In the Ottoman Empire, the Armenians, who had the status of “protected” (dhimmis) and “reliable nation” (Millet-i Sadika), managed to preserve their identity, culture and language. In addition to Armenia proper, the Armenians constantly lived in Constantinople, in Cilicia, in the Van, Bitlis and Harput vilayets.
Of course, the life of ordinary Armenians in this empire cannot be called easy and carefree. However, representatives of this nation were part of the cultural and economic elite of the Ottoman state. In the 18th century, 16 of the country's XNUMX largest bankers were Armenians. There were many Armenians among doctors, jewelers and merchants.
Armenian Jeremiah Kemurchyan founded a printing house in Constantinople in 1677, where books were printed in Armenian and Arabic. Topkapi, Beylerbey, Dolmabahce, Beshiktash and Yildiz palaces were built under the leadership of Armenian architects.
Some Armenians have reached quite high government posts, becoming ministers and ambassadors of the Ottoman Empire in Christian countries.
Under Sultan Abdul-Hamid II, three Armenians in turn were his personal treasurers.
According to the 1914 census, 1,5 million Armenians lived in the Ottoman Empire. At that time, there were 47 Armenian churches in Constantinople (over 3 thousand throughout the empire) and 67 schools.
The Armenian Dadiani family controlled the military industry of the empire, and Galust Sarkis Gulbenkian was the main financial advisor to the Turkish government and the director of the National Bank of this country, one of the founders of the Turkish Oil Company.
Armenian pogroms. And in Karabakh
According to some reports, as early as 1918, up to 80% of industry and trade in the Ottoman Empire were controlled by subjects of Armenian origin, which caused discontent among the indigenous Turks. Yes, and the authorities of this country did not completely trust the Armenians, suspecting them of sympathy for geopolitical opponents. These suspicions and animosities intensified especially with the outbreak of the First World War.
Armenian pogroms began at the end of the 1894th century under Sultan Abdul-Hamid II (in 1896-1899 and in 1902). Other outbreaks of violence were recorded in Adana in 1909 and 1915, where (in addition to Armenians) Assyrians and Greeks also suffered. As you know, everything ended with a large-scale massacre of Armenians in XNUMX.
Russian soldier over the skulls of Armenians killed by the Turks in the village of Sheikhalan, 1915
And in 1918-1920, large-scale and bloody interethnic clashes took place in areas of mixed residence of Armenians and Azerbaijanis - in Baku, Nakhichevan region, Karabakh, Zangezur, the former Erivan province. In the Shemakha district, then 24 thousand Armenians were killed in 17 villages, in the Nukhinsky district - 20 thousand Armenians (in 20 villages). A similar situation was noted in Agdam and Ganja. The Armenian army and the Dashnaks, in turn, “liberated” and “cleared” the Azerbaijanis from the Novobayazet, Erivan, Echmiadzin and Sharur-Daralagez districts.

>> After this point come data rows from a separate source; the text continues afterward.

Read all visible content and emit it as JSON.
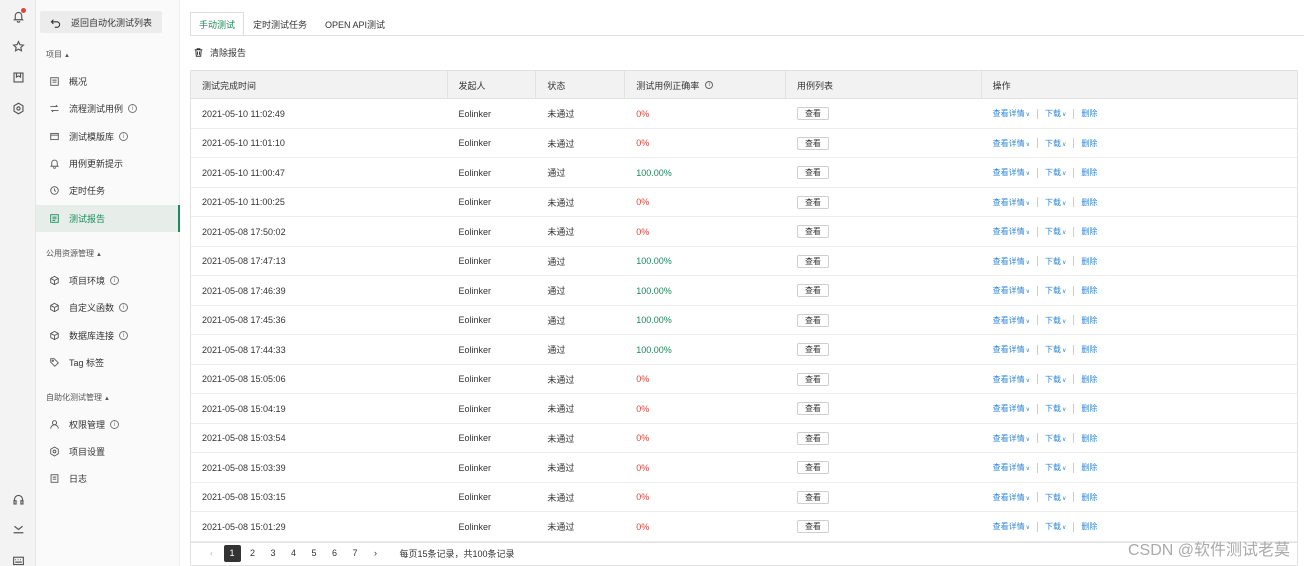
{
  "sidebar": {
    "back_label": "返回自动化测试列表",
    "groups": [
      {
        "label": "项目",
        "caret": "▲"
      },
      {
        "label": "公用资源管理",
        "caret": "▲"
      },
      {
        "label": "自助化测试管理",
        "caret": "▲"
      }
    ],
    "items": [
      {
        "label": "概况",
        "icon": "overview-icon"
      },
      {
        "label": "流程测试用例",
        "icon": "flow-icon",
        "info": true
      },
      {
        "label": "测试模版库",
        "icon": "folder-icon",
        "info": true
      },
      {
        "label": "用例更新提示",
        "icon": "bell-icon"
      },
      {
        "label": "定时任务",
        "icon": "clock-icon"
      },
      {
        "label": "测试报告",
        "icon": "report-icon",
        "active": true
      },
      {
        "label": "项目环境",
        "icon": "cube-icon",
        "info": true
      },
      {
        "label": "自定义函数",
        "icon": "cube-icon",
        "info": true
      },
      {
        "label": "数据库连接",
        "icon": "cube-icon",
        "info": true
      },
      {
        "label": "Tag 标签",
        "icon": "tag-icon"
      },
      {
        "label": "权限管理",
        "icon": "user-icon",
        "info": true
      },
      {
        "label": "项目设置",
        "icon": "gear-icon"
      },
      {
        "label": "日志",
        "icon": "log-icon"
      }
    ],
    "info_glyph": "i"
  },
  "tabs": [
    "手动测试",
    "定时测试任务",
    "OPEN API测试"
  ],
  "toolbar": {
    "clear_label": "清除报告"
  },
  "table": {
    "headers": [
      "测试完成时间",
      "发起人",
      "状态",
      "测试用例正确率",
      "用例列表",
      "操作"
    ],
    "header_info_glyph": "i",
    "view_label": "查看",
    "ops": {
      "detail": "查看详情",
      "download": "下载",
      "delete": "删除",
      "chevron": "∨"
    },
    "rows": [
      {
        "time": "2021-05-10 11:02:49",
        "user": "Eolinker",
        "status": "未通过",
        "rate": "0%",
        "pass": false
      },
      {
        "time": "2021-05-10 11:01:10",
        "user": "Eolinker",
        "status": "未通过",
        "rate": "0%",
        "pass": false
      },
      {
        "time": "2021-05-10 11:00:47",
        "user": "Eolinker",
        "status": "通过",
        "rate": "100.00%",
        "pass": true
      },
      {
        "time": "2021-05-10 11:00:25",
        "user": "Eolinker",
        "status": "未通过",
        "rate": "0%",
        "pass": false
      },
      {
        "time": "2021-05-08 17:50:02",
        "user": "Eolinker",
        "status": "未通过",
        "rate": "0%",
        "pass": false
      },
      {
        "time": "2021-05-08 17:47:13",
        "user": "Eolinker",
        "status": "通过",
        "rate": "100.00%",
        "pass": true
      },
      {
        "time": "2021-05-08 17:46:39",
        "user": "Eolinker",
        "status": "通过",
        "rate": "100.00%",
        "pass": true
      },
      {
        "time": "2021-05-08 17:45:36",
        "user": "Eolinker",
        "status": "通过",
        "rate": "100.00%",
        "pass": true
      },
      {
        "time": "2021-05-08 17:44:33",
        "user": "Eolinker",
        "status": "通过",
        "rate": "100.00%",
        "pass": true
      },
      {
        "time": "2021-05-08 15:05:06",
        "user": "Eolinker",
        "status": "未通过",
        "rate": "0%",
        "pass": false
      },
      {
        "time": "2021-05-08 15:04:19",
        "user": "Eolinker",
        "status": "未通过",
        "rate": "0%",
        "pass": false
      },
      {
        "time": "2021-05-08 15:03:54",
        "user": "Eolinker",
        "status": "未通过",
        "rate": "0%",
        "pass": false
      },
      {
        "time": "2021-05-08 15:03:39",
        "user": "Eolinker",
        "status": "未通过",
        "rate": "0%",
        "pass": false
      },
      {
        "time": "2021-05-08 15:03:15",
        "user": "Eolinker",
        "status": "未通过",
        "rate": "0%",
        "pass": false
      },
      {
        "time": "2021-05-08 15:01:29",
        "user": "Eolinker",
        "status": "未通过",
        "rate": "0%",
        "pass": false
      }
    ]
  },
  "pagination": {
    "prev": "‹",
    "next": "›",
    "pages": [
      "1",
      "2",
      "3",
      "4",
      "5",
      "6",
      "7"
    ],
    "current": "1",
    "info": "每页15条记录，共100条记录"
  },
  "colors": {
    "accent": "#1b8a5a",
    "fail": "#e0433a",
    "link": "#2f86d8"
  },
  "watermark": "CSDN @软件测试老莫"
}
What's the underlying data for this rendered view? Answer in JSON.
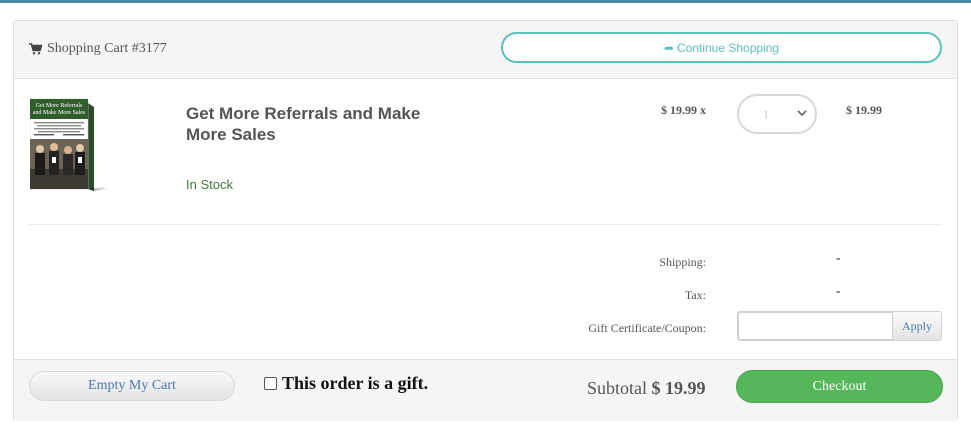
{
  "header": {
    "cart_title": "Shopping Cart #3177",
    "cart_icon": "shopping-cart-icon",
    "continue_label": "Continue Shopping",
    "continue_icon": "share-arrow-icon"
  },
  "item": {
    "title": "Get More Referrals and Make More Sales",
    "cover_lines": [
      "Get More Referrals",
      "and Make More Sales"
    ],
    "stock": "In Stock",
    "unit_price": "$ 19.99 x",
    "quantity": "1",
    "line_total": "$ 19.99"
  },
  "summary": {
    "shipping_label": "Shipping:",
    "shipping_value": "-",
    "tax_label": "Tax:",
    "tax_value": "-",
    "coupon_label": "Gift Certificate/Coupon:",
    "coupon_value": "",
    "apply_label": "Apply"
  },
  "footer": {
    "empty_label": "Empty My Cart",
    "gift_label": "This order is a gift.",
    "gift_checked": false,
    "subtotal_label": "Subtotal",
    "subtotal_amount": "$ 19.99",
    "checkout_label": "Checkout"
  },
  "colors": {
    "accent_teal": "#5bc0c0",
    "checkout_green": "#55b65a",
    "stock_green": "#3c7a3c",
    "link_blue": "#4a78b0"
  }
}
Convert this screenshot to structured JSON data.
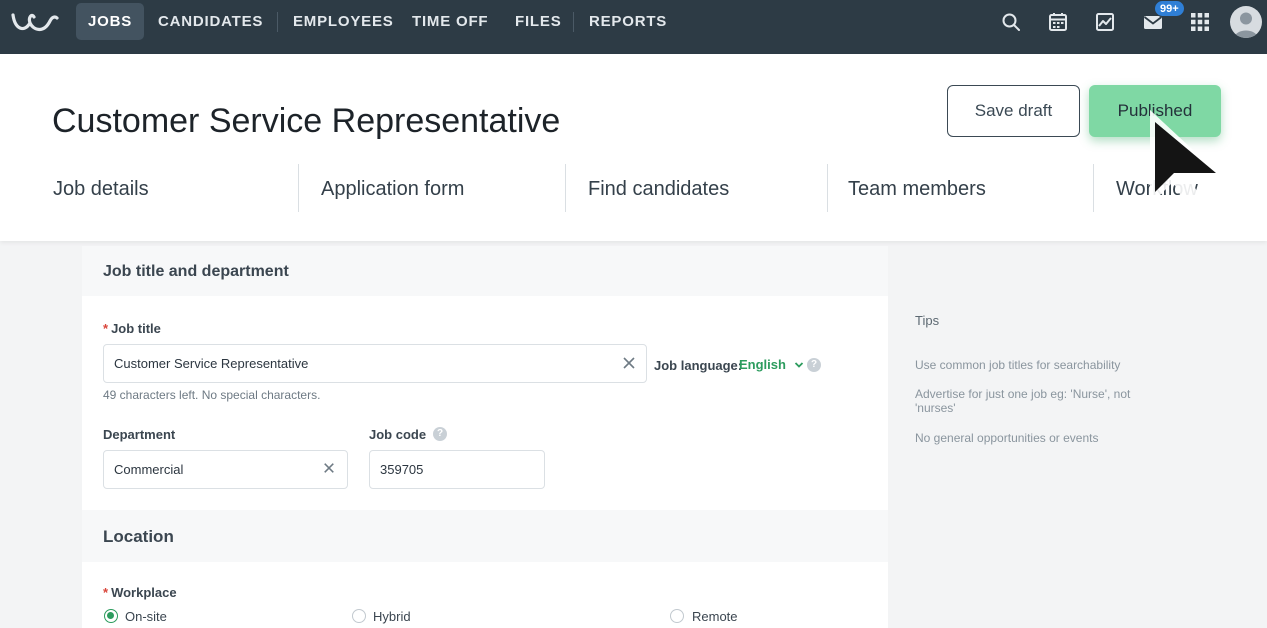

Later, by the decision of the Dashnaktsutyun party, Operation Nemesis was carried out, during which some high-ranking Turkish officials responsible for organizing the massacres of Armenians in 1915, as well as the leaders of Azerbaijan, involved in the massacre of Armenians in 1918-1920, were killed.
Operation "Nemesis" and its heroes will be discussed in one of the following articles. We will also talk about the Armenian-Azerbaijani clashes of 1918-1920, the Turkish-Armenian war of 1922.
And next time it will tell about the situation of the peoples professing Christianity in the European part of the Ottoman Empire.